*** Information ***
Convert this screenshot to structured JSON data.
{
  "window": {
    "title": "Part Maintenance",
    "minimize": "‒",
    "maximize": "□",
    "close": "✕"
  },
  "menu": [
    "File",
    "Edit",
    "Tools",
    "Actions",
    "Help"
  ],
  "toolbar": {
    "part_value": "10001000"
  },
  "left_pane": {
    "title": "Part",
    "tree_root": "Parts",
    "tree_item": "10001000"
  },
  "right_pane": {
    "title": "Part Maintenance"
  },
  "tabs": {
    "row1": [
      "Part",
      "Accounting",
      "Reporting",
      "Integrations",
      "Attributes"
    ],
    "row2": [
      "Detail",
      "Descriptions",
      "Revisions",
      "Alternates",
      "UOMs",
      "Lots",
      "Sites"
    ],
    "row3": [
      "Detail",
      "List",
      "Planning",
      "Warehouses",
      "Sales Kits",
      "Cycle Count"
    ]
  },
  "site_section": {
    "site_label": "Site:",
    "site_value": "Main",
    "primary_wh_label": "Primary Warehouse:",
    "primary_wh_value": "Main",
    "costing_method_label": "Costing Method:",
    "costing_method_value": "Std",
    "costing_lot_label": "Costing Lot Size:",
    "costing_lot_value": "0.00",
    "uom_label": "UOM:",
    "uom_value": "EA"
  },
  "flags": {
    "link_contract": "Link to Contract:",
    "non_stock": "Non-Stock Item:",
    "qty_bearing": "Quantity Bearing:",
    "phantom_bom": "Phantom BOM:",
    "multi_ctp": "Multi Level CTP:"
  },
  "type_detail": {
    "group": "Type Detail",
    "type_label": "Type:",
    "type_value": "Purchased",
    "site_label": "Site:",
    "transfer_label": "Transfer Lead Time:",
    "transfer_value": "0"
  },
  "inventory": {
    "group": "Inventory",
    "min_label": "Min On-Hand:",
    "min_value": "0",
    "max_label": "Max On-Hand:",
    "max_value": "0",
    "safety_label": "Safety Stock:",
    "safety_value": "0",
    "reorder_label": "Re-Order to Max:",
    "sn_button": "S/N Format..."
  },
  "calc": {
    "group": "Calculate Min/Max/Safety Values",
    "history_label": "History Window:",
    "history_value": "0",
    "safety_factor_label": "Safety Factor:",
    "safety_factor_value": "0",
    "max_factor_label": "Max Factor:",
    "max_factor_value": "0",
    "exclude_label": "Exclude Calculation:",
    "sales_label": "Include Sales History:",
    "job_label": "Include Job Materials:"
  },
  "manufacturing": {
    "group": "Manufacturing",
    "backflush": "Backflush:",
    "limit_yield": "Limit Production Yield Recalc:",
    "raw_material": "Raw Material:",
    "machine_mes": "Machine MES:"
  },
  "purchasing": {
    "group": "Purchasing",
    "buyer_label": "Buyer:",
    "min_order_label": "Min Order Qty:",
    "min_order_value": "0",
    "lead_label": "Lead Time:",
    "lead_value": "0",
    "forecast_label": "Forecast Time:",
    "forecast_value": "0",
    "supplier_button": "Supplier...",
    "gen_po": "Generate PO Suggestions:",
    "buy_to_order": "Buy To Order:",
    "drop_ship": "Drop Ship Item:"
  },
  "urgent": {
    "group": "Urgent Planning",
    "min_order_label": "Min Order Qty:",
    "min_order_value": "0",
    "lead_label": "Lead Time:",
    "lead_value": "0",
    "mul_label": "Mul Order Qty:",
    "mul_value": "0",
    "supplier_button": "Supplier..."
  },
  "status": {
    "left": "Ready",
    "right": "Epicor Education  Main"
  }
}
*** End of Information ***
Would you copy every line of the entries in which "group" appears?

    "group": "Type Detail",
    "group": "Inventory",
    "group": "Calculate Min/Max/Safety Values",
    "group": "Manufacturing",
    "group": "Purchasing",
    "group": "Urgent Planning",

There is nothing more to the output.